My company is looking to launch a new long only global equity fund. The product committee wishes to see a risk analysis covering various risks, including liquidity. The main measure is time to liquidate (i.e. how long will it take to sell this portfolio).

For normal market conditions it is straightforward: I look at average volume for each ISIN, assume a participation rate somewhere between 10% and 20% and I get my metric.

However how do you stress this metric to get a time to liquidate in fire sales conditions? Should I assume that the participation rate will be significantly lower? if yes by how much and why?


If you are concerned about how fast can you convert your equity holdings into cash, then you would care about the ADV (average daily volume) and cost would be a secondary issue.

What you can do is to look at historical ADV and pick the 95th or 99th worst volume, assume a conservative participation rate and see how long does it take you to liquidate a position. You can also choose different scenarios for the participation rate (e.g. 5%, 10%, 15%) and see how these vary.

After figuring the number of days to liquidate your position, you can use this information to scale up your daily VaR measure. Since VaR shows you the potential amount of loss at certain confidence level, scaling it up by the square root of time will show how much loss you are going to incur.
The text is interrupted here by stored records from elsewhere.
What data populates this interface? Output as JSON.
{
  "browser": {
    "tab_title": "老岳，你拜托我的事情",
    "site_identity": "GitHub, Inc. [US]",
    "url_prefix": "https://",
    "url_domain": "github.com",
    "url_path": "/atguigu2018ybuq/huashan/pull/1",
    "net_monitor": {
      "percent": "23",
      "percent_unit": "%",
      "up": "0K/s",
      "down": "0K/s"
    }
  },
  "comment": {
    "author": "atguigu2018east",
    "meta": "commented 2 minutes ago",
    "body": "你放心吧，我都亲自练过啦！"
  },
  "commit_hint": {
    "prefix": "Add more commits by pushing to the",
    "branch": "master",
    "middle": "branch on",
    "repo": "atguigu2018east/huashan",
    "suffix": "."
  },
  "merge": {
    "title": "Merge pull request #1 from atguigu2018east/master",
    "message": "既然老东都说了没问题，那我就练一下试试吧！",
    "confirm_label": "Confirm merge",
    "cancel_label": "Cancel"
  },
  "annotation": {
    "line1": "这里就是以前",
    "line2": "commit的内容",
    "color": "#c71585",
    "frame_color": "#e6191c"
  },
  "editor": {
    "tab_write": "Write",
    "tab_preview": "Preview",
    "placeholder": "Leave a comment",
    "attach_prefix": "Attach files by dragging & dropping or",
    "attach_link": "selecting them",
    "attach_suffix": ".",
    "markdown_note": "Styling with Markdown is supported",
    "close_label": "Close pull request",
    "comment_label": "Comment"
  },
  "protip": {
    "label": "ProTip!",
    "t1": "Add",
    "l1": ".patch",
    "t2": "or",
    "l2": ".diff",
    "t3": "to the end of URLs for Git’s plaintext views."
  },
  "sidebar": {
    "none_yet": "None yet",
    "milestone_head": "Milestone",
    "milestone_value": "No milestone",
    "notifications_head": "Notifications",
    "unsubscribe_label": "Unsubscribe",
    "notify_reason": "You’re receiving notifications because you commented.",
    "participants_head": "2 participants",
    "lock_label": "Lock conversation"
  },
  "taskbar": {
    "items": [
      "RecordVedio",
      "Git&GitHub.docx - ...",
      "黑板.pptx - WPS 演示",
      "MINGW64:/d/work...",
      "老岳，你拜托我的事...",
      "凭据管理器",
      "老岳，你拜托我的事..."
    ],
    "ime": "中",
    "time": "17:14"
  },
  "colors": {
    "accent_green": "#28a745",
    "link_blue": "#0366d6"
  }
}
Your Answer

By clicking “Post Your Answer”, you agree to our terms of service, privacy policy and cookie policy

Not the answer you're looking for? Browse other questions tagged or ask your own question.